## [Exercise requirements]
Reproduce the entries exactly, beginning with the line containing "Read all visible content and emit it as JSON." and ending with their last line, both included.

[Page and application data records]
◇ ◇ ◇ ◇

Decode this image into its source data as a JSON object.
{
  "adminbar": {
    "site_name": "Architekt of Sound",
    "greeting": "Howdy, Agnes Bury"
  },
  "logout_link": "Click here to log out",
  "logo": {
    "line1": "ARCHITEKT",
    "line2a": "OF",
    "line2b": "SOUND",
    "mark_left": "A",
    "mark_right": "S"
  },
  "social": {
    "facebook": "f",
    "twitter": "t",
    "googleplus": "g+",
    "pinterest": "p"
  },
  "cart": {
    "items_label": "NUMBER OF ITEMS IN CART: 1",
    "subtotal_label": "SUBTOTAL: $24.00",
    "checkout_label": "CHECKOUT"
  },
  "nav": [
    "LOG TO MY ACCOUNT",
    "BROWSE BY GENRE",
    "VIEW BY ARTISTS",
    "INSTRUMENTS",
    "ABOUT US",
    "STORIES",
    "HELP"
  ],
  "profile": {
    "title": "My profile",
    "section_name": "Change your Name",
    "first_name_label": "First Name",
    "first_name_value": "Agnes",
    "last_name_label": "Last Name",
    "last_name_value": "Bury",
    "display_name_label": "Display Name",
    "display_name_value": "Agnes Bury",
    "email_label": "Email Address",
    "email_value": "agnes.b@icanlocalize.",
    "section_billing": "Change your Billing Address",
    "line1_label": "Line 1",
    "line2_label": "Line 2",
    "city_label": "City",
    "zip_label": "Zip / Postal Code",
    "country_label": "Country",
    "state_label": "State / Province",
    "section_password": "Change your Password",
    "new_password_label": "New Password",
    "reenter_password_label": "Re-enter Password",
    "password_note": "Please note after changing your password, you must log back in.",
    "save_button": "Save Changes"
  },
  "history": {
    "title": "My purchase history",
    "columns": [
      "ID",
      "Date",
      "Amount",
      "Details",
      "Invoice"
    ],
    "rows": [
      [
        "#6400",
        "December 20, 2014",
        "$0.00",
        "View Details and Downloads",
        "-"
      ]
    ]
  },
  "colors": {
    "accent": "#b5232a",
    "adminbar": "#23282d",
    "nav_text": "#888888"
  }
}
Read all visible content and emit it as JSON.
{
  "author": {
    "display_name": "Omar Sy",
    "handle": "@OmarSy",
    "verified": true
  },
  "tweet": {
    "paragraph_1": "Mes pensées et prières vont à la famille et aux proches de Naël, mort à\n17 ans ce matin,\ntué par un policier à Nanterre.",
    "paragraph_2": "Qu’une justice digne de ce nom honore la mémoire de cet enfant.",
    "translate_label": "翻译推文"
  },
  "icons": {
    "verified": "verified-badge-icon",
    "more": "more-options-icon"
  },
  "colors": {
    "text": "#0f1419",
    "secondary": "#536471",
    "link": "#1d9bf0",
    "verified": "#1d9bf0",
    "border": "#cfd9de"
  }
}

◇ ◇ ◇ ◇

## [Exercise solution]
Read all visible content and emit it as JSON.
{
  "author": {
    "display_name": "Omar Sy",
    "handle": "@OmarSy",
    "verified": true
  },
  "tweet": {
    "paragraph_1": "Mes pensées et prières vont à la famille et aux proches de Naël, mort à\n17 ans ce matin,\ntué par un policier à Nanterre.",
    "paragraph_2": "Qu’une justice digne de ce nom honore la mémoire de cet enfant.",
    "translate_label": "翻译推文"
  },
  "icons": {
    "verified": "verified-badge-icon",
    "more": "more-options-icon"
  },
  "colors": {
    "text": "#0f1419",
    "secondary": "#536471",
    "link": "#1d9bf0",
    "verified": "#1d9bf0",
    "border": "#cfd9de"
  }
}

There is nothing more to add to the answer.